Light-emitting diodes – or LEDs – have already found their way into traffic lights, TV screens and incredibly efficient light bulbs. And it may not be long before they are also deployed in medical technologies such as proximity-sensing gloves, surgical threads and intravenous flow rate monitors, thanks to the efforts of an international team headed by John Rogers from the University of Illinois, Urbana Champaign.

To target these applications, Rogers and colleagues have exploited a new printing technique for forming arrays of incredibly small red LEDs on flexible substrates.

Like conventional LED manufacture, device fabrication begins by depositing a stack of compound semiconductor layers onto a substrate. The lower and upper layers have an excess and a deficiency of electrons, respectively, and sandwiched between them is a layer just a few nanometres thick, known as a quantum well. When a voltage is applied across the entire structure, electrons and their positive counterparts, known as holes, are driven into the well where they combine to emit light.

LEDs are normally made by sawing wafers into thousands and thousands of square-shaped chips. To prevent them from becoming too fragile, their edges are at least 300 µm – far too long for forming flexible arrays on plastic sheets.

Small enough for flexibility

To produce LEDs with sides of just 50 µm, Rogers and his co-workers define the chip area with photolithography and etching. A printing technique then transfers arrays of these LEDs to alternative substrates, where they are given electrical contacts and wired in series.

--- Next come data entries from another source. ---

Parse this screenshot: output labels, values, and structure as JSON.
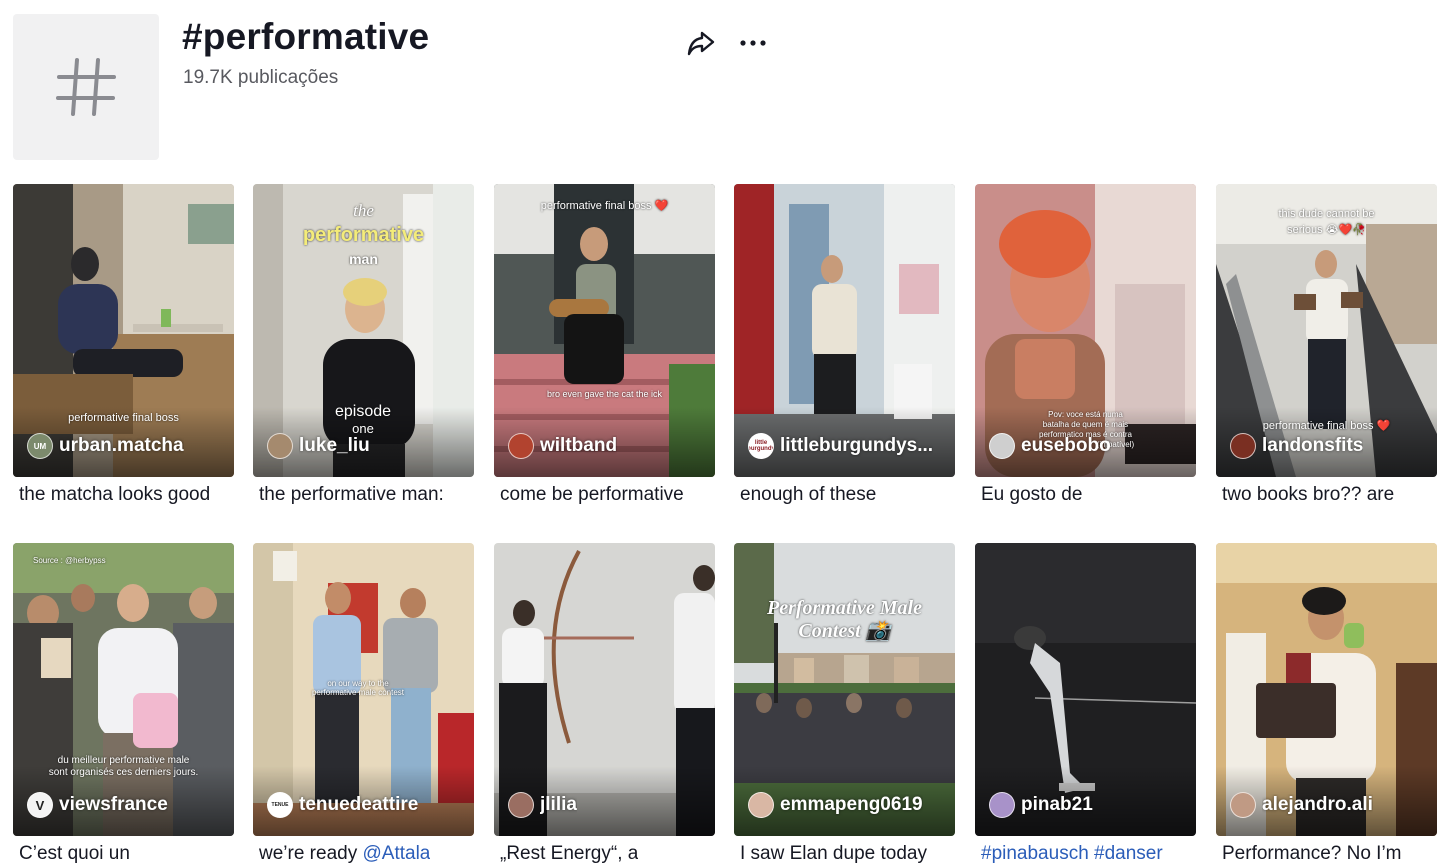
{
  "header": {
    "title": "#performative",
    "post_count": "19.7K publicações",
    "share_icon": "share-arrow-icon",
    "more_icon": "more-dots-icon"
  },
  "videos": [
    {
      "username": "urban.matcha",
      "avatar_text": "UM",
      "overlay": "performative final boss",
      "description": "the matcha looks good"
    },
    {
      "username": "luke_liu",
      "overlay_small": "the",
      "overlay_title": "performative",
      "overlay_sub": "man",
      "overlay_ep": "episode",
      "overlay_ep2": "one",
      "description": "the performative man:"
    },
    {
      "username": "wiltband",
      "overlay": "performative final boss ❤️",
      "overlay2": "bro even gave the cat the ick",
      "description": "come be performative"
    },
    {
      "username": "littleburgundys...",
      "avatar_text": "little burgundy",
      "description": "enough of these"
    },
    {
      "username": "eusebobo",
      "overlay": "Pov: voce está numa",
      "overlay2": "batalha de quem é mais",
      "overlay3": "performatico mas é contra",
      "overlay4": "(imbatível)",
      "description": "Eu gosto de"
    },
    {
      "username": "landonsfits",
      "overlay": "this dude cannot be",
      "overlay2": "serious 😭❤️🥀",
      "overlay3": "performative final boss ❤️",
      "description": "two books bro?? are"
    },
    {
      "username": "viewsfrance",
      "overlay": "Source : @herbypss",
      "overlay2": "du meilleur performative male",
      "overlay3": "sont organisés ces derniers jours.",
      "description": "C’est quoi un"
    },
    {
      "username": "tenuedeattire",
      "avatar_text": "TENUE",
      "overlay": "on our way to the",
      "overlay2": "performative male contest",
      "description_prefix": "we’re ready ",
      "description_link": "@Attala"
    },
    {
      "username": "jlilia",
      "description": "„Rest Energy“, a"
    },
    {
      "username": "emmapeng0619",
      "overlay": "Performative Male",
      "overlay2": "Contest 📸",
      "description": "I saw Elan dupe today"
    },
    {
      "username": "pinab21",
      "description": "#pinabausch #danser"
    },
    {
      "username": "alejandro.ali",
      "description": "Performance? No I’m"
    }
  ],
  "colors": {
    "title": "#161823",
    "secondary": "#58595f",
    "link": "#2b5db9",
    "placeholder_bg": "#f1f1f2"
  }
}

"Printing is a key part of the process," says Rogers. "We have developed that technique to a very high level of sophistication, and we now have yields of over 99% and [placement] accuracies of about one micron."

While light-emitting organic materials could have substantially simplified the process of making LEDs on a flexible substrate, organics have other shortcomings "Their brightness can't compete with inorganic LEDs, and encapsulating them to prevent exposure to minute levels of moisture and oxygen is extremely difficult," explains Rogers.

Stretching, flexing, twisting and bending

To test the robustness of its LED arrays, the team deformed them and monitored changes in performance. "We can accommodate nearly any type of deformation mode – even to extreme values of stretching, flexing, twisting and bending – up to 100,000 cycles or more." Another strength of the printing process is that it can form LED arrays on a vast range of substrates, including plastic, rubber, aluminium foil, paper and even tree leaves.

To demonstrate potential uses for tiny LED arrays, the researchers attached them to a tube to provide a light source for a medical device that measures the concentration of glucose delivered intravenously.

Another application for these arrays is surgical stitching. It is not possible to print the devices onto a thread, but they can be attached by rolling this material over a glass carrier that is populated with red LEDs. Stitches incorporating these tiny light emitters have been inserted into an anaesthetized mouse. According to the team, adding LEDs to surgical thread delivers multiple benefits: accelerated healing; illumination of deep tissue; and the opportunity to monitor blood oxygenation.

Light at your fingertips

LED arrays can also be deployed in the fingertips of gloves to create proximity sensors for aiding robotic systems or surgical procedures. To do this, the researchers have integrated tiny LEDs with similar-sized photodetectors. This allows the distance to the nearby object to be determined through measurements of the intensity of backscattered light.

Rogers says that a start-up company, MC10, is targeting commercialization of some of the team's technology

"From the science and materials side, we are working to implement related ideas with blue and ultraviolet LEDs, to expand the functionality."

The researchers report this work in the latest edition of Nature Materials.